** Problem to work on **
Extract all lines from the data beneath that include the word "volume".

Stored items
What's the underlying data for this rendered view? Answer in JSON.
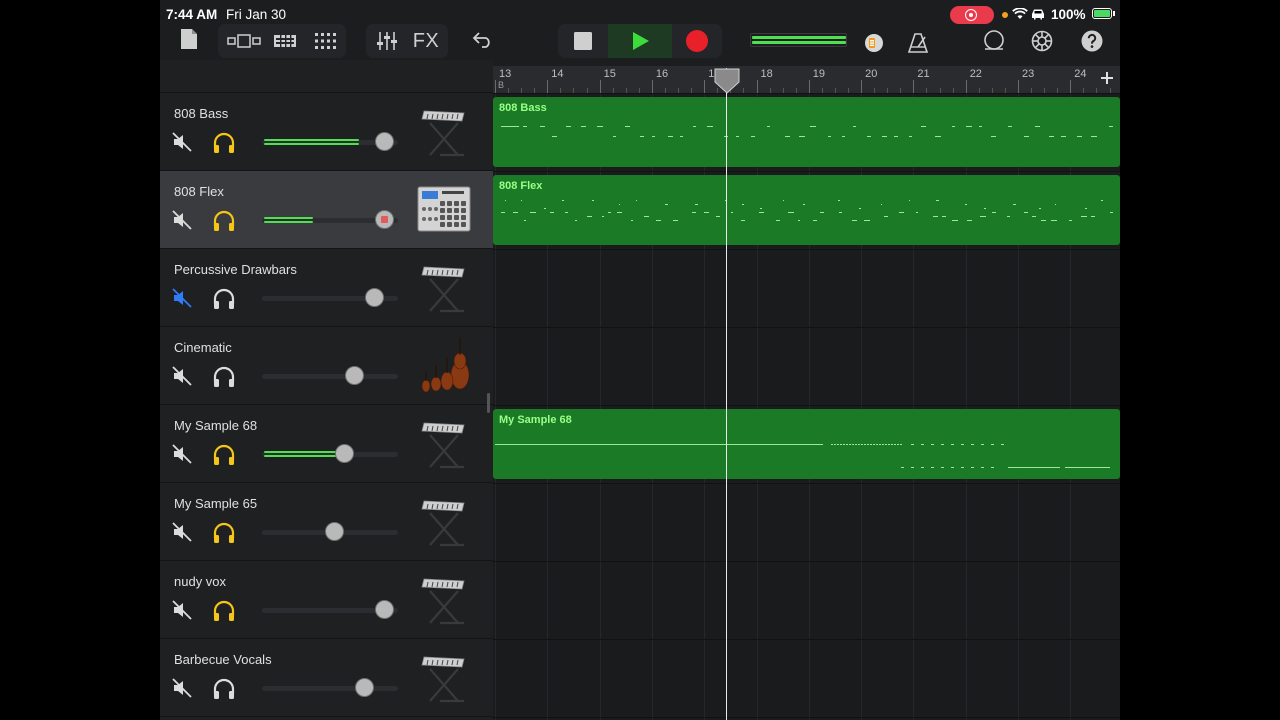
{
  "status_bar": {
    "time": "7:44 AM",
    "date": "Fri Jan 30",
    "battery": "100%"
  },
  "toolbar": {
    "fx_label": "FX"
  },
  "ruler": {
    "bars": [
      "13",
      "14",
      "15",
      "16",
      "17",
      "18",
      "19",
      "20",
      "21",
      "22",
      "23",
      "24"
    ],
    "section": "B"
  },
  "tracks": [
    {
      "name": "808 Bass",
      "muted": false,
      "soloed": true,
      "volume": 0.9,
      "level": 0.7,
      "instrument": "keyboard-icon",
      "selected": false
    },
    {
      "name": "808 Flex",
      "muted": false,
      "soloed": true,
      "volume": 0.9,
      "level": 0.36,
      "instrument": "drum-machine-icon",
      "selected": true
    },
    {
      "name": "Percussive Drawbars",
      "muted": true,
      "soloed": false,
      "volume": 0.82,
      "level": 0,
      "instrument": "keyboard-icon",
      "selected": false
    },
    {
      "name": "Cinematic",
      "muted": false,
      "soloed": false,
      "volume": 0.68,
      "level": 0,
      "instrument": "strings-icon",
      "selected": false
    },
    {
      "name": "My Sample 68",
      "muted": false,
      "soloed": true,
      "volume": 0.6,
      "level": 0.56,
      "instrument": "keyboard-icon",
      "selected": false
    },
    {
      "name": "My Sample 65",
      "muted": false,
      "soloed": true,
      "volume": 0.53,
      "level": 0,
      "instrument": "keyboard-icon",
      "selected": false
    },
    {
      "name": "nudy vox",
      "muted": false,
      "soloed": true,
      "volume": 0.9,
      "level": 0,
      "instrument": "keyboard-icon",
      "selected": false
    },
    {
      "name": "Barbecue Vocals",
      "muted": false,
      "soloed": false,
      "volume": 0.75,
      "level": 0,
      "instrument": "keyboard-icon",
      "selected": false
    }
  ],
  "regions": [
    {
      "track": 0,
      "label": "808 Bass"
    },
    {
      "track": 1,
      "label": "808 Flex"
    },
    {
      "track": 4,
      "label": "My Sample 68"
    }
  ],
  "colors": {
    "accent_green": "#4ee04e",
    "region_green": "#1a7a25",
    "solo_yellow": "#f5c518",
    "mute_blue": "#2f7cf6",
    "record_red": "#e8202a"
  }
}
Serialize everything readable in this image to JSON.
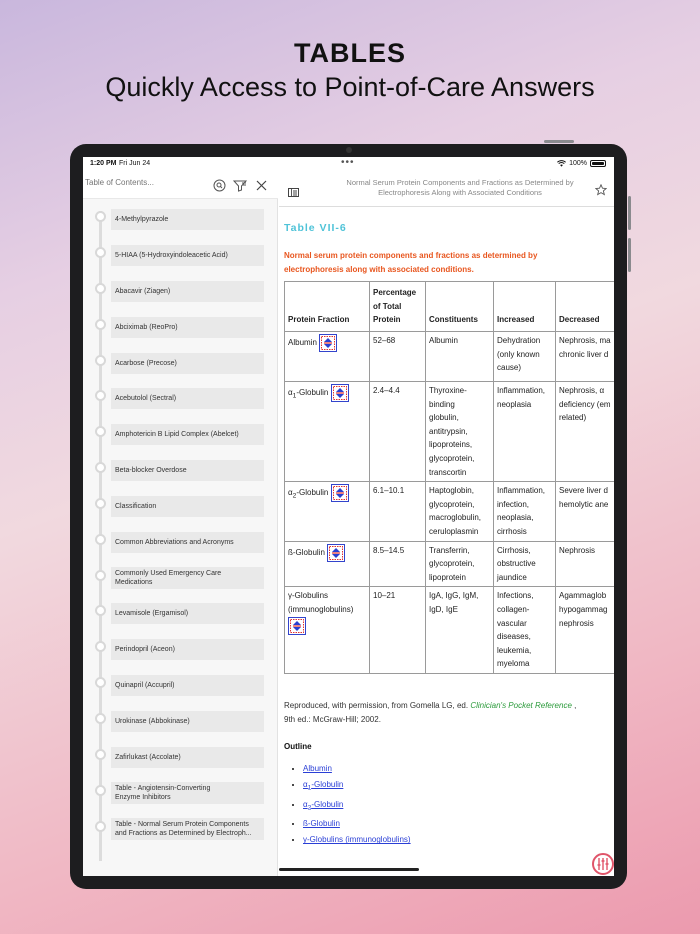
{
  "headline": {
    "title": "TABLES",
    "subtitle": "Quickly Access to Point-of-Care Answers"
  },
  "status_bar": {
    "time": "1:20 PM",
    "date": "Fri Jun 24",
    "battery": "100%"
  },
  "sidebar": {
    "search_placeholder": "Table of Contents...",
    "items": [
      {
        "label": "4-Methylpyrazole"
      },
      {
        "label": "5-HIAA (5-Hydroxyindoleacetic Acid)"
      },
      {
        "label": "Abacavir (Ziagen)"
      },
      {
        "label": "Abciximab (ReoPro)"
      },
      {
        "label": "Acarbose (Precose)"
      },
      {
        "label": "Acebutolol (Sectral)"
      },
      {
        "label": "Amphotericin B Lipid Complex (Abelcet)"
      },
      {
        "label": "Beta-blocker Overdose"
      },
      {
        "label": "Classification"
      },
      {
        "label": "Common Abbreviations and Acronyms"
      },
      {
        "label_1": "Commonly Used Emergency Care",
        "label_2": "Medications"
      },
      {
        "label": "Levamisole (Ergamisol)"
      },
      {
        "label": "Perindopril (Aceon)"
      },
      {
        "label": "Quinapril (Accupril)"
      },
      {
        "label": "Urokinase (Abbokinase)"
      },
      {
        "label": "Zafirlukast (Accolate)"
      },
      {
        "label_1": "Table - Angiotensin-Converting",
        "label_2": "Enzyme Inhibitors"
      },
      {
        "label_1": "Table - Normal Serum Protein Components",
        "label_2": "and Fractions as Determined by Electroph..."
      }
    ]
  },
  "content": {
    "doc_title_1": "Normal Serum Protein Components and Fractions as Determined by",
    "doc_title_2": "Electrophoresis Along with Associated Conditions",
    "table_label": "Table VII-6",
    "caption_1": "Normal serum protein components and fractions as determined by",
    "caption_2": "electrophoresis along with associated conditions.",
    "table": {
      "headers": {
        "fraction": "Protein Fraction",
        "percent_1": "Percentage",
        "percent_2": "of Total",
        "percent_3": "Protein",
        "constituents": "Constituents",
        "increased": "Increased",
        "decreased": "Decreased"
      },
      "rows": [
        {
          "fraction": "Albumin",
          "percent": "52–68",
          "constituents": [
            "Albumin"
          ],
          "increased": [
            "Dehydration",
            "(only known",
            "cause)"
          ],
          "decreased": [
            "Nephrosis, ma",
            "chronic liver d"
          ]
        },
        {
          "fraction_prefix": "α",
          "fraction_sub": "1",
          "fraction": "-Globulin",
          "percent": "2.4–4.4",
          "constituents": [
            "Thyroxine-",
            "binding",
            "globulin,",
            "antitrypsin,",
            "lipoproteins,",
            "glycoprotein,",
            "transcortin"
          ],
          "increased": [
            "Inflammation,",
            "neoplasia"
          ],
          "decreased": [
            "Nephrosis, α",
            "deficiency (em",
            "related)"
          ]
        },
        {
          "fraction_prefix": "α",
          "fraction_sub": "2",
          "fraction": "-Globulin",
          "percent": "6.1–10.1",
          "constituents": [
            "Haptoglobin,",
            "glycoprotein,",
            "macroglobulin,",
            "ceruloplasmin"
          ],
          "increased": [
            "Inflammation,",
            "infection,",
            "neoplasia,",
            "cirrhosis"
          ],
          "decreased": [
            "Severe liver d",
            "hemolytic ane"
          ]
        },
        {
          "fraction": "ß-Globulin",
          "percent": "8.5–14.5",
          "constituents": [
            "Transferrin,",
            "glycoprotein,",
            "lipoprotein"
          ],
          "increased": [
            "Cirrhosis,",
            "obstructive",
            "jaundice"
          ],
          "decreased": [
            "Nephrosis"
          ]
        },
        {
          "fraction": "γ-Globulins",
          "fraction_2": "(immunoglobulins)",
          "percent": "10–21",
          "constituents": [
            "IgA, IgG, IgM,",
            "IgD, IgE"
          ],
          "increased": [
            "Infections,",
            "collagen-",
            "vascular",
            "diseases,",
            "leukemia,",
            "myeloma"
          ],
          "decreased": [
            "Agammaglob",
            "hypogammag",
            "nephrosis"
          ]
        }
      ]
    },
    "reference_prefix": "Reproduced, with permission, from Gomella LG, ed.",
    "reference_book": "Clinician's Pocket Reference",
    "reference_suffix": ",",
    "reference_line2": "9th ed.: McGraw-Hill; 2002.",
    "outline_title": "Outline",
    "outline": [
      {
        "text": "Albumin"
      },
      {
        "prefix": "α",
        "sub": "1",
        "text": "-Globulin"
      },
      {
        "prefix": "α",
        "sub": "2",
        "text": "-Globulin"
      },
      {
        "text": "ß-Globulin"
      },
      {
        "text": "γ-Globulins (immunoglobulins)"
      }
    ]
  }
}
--
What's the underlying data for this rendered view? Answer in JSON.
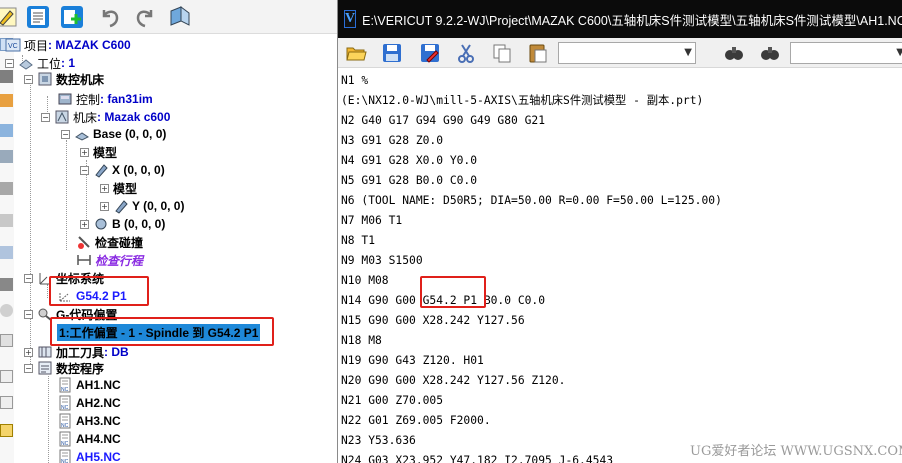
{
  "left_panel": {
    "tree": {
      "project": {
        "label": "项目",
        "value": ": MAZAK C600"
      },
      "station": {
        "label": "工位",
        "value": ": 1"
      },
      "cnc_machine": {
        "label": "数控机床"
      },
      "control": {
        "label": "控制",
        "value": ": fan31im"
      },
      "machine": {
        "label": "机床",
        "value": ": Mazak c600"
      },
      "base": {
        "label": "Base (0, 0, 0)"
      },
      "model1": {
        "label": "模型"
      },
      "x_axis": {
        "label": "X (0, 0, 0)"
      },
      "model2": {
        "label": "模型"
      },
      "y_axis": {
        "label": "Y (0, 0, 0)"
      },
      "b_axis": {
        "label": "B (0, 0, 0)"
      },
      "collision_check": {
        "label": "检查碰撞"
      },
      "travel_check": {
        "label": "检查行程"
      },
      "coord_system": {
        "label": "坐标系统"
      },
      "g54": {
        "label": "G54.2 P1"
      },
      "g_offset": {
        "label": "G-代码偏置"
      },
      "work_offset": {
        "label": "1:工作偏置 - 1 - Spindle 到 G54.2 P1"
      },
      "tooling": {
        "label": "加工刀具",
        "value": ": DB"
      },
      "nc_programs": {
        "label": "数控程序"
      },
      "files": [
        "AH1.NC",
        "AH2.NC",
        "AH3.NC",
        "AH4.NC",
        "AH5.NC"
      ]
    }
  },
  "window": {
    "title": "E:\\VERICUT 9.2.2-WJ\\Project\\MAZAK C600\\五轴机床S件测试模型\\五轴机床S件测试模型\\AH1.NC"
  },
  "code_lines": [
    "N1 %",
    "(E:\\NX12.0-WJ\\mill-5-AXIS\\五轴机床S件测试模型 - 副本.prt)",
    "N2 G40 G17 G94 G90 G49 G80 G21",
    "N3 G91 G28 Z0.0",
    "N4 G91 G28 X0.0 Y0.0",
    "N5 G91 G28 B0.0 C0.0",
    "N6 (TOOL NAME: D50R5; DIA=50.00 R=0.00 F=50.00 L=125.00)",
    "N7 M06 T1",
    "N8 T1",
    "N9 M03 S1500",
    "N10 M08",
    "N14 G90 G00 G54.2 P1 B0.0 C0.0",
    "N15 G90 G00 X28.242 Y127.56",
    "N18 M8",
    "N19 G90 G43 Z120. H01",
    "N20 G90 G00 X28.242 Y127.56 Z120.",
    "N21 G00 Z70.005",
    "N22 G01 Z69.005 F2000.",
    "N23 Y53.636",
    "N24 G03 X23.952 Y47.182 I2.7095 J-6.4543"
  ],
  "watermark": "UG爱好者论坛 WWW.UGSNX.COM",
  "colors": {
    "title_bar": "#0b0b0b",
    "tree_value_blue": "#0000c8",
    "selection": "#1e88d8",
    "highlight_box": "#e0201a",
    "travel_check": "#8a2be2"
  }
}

** Answer to the exercise **
      "volume": 0.9,
      "volume": 0.9,
      "volume": 0.82,
      "volume": 0.68,
      "volume": 0.6,
      "volume": 0.53,
      "volume": 0.9,
      "volume": 0.75,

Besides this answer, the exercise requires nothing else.